f/2.6 is one-fourth stop less than f/2.8.
Your Nikon D700 only displays apertures in one-third stop increments. The next widest f-number past f/2.8 it displays is f/2.5 Even when the lens is set to f/2.6, your camera has no way to display that number. Apparently it displays f/2.8 unless the lens can open up to f/2.5 or wider.
If the lens is set to f/2.6 using the aperture ring, then I would expect that the lens is opening all of the way up when you take an image. Have you tried shooting with the ring set to f/2.8 and then set to f/2.6 under a controlled test?
- Be sure the focal length, shutter duration, and ISO are set identically
- Be sure to use a shutter duration long enough to minimize the effect of flickering lighting. In countries with 50Hz alternating current, use 1/100 or longer. In countries with 60Hz alternating current, use 1/120 or longer. To be on the safe side, extend those exposure times to 1/50 and 1/60, respectively.
- Zoom the lens all of the way out to 28mm.
Compare the results between using f/2.6 and using f/2.8. A histogram might be helpful to see if there is a noticeable difference in the two exposure values.

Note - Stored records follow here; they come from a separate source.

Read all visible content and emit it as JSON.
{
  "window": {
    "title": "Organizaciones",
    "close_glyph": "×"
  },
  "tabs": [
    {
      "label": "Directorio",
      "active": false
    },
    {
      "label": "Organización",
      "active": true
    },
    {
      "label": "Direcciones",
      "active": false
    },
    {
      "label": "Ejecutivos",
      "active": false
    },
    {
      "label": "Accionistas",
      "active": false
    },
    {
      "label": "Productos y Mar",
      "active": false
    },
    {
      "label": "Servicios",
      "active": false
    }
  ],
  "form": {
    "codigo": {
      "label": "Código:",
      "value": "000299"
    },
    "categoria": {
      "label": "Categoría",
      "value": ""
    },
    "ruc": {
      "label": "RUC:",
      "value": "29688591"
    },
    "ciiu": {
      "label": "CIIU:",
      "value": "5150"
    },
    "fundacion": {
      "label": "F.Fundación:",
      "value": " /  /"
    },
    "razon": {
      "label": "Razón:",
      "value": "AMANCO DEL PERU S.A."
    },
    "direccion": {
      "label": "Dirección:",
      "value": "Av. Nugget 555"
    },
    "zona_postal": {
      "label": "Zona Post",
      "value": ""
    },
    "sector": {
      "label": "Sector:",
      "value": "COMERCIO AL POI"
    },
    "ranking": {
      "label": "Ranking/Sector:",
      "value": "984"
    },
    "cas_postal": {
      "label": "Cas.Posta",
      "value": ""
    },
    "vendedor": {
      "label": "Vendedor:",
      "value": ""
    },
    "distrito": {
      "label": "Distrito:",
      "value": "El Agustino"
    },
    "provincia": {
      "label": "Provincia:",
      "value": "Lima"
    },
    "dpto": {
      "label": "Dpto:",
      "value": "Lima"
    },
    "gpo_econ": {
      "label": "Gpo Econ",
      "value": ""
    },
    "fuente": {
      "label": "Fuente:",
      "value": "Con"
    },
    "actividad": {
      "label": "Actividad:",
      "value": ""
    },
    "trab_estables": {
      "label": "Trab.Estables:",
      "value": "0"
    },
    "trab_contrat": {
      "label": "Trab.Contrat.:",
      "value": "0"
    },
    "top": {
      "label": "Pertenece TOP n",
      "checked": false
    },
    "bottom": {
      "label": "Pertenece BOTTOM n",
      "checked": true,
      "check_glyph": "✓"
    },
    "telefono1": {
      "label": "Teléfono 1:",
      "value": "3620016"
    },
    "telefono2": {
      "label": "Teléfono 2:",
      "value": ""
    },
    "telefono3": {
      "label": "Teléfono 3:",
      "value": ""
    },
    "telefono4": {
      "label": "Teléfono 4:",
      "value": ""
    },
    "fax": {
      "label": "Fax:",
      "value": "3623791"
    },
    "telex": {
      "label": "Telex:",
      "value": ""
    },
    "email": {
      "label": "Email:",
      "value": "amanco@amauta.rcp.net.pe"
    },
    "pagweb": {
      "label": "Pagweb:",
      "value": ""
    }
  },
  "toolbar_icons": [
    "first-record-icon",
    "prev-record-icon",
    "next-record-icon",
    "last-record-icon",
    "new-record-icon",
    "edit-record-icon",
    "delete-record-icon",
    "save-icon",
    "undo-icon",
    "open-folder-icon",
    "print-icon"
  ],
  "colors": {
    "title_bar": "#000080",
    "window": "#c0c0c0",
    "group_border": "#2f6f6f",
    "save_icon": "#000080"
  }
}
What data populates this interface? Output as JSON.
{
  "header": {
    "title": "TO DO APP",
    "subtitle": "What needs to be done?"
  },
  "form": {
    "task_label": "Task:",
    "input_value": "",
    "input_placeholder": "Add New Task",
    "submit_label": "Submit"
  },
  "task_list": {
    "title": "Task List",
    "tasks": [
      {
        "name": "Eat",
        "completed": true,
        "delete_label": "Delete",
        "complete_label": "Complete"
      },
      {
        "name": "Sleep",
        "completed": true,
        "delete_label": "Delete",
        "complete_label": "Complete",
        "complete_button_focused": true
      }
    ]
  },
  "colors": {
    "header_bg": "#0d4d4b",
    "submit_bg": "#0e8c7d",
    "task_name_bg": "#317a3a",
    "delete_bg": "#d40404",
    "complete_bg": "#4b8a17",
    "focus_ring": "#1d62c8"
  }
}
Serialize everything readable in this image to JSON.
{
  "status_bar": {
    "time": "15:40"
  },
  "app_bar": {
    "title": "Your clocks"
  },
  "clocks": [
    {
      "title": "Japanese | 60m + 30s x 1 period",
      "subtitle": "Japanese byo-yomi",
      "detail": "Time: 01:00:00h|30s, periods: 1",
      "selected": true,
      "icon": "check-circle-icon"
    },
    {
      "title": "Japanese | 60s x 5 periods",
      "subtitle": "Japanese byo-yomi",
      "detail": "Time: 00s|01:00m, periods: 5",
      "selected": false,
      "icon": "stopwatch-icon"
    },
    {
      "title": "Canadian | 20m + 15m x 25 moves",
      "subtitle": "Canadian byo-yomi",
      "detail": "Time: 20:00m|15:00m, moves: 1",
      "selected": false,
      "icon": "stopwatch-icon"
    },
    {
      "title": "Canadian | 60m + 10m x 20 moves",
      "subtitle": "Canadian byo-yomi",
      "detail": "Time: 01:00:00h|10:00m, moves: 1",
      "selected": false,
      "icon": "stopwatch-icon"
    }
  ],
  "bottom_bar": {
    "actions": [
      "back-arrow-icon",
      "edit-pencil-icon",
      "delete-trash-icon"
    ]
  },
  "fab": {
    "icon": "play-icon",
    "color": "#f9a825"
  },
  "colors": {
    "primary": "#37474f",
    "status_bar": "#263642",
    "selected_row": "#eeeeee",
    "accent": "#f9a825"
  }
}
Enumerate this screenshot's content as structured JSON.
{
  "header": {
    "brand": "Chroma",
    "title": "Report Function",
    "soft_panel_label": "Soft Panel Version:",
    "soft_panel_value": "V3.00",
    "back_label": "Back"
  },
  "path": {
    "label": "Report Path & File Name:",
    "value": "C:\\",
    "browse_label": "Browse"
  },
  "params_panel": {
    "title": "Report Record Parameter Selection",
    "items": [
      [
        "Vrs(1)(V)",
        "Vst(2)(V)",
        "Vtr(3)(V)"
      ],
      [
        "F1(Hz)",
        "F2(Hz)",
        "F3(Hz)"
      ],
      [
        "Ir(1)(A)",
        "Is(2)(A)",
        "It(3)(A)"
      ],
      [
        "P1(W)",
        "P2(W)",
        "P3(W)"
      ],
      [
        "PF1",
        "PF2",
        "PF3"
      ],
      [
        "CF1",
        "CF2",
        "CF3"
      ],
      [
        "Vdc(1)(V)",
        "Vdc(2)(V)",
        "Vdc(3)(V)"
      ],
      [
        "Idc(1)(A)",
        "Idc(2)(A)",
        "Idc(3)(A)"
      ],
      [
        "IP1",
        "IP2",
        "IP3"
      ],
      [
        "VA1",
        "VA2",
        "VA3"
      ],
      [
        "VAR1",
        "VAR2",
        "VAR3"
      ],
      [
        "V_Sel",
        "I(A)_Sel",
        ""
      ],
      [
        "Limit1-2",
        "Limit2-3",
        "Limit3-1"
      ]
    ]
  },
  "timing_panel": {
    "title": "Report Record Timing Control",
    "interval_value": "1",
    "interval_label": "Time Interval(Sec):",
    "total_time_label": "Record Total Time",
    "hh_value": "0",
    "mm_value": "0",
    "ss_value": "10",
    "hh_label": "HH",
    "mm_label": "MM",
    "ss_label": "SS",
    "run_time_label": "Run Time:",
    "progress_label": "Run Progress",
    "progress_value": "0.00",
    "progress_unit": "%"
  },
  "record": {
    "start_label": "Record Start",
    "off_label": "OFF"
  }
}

There no way to set the ring to 2.8, the next stop up is f4. I set the camera up manually as described then set the lens to f2.6 on the ring and then took a picture and compared it with the command dial set to f2.8. Both images were identical in illumination. So it seems it is either not possible to get to f2.6 or the command dial's f2.8 is actually a f2.6
In the absence of an f/2.8 "stop" on the lens' aperture ring you could try the following:
- If you have an available scene with uniform brightness (such as a rear illuminated scrim that is very evenly lit), you can compare the f/2.6 setting at 28mm to the f/2.6 (f/2.8) setting at 70mm.
- You've already compared f/2.6 via the aperture ring vs. f/2.8 via the camera's menu (with the lens locked at the narrowest aperture). Now do that test again using both ends of the lens' focal length range for each control method.
A difference of 1/4 stop is pretty minute - you'll likely only be able to confirm it repeatedly by comparing histograms. It goes almost without saying that for the most consistent results use tripod so the camera does not move between various exposures. A series of three shots at each setting/method will also help to see the difference in variability caused by the limitations of the mechanical aperture control and the possible difference in exposure between f/2.6 and f/2.8.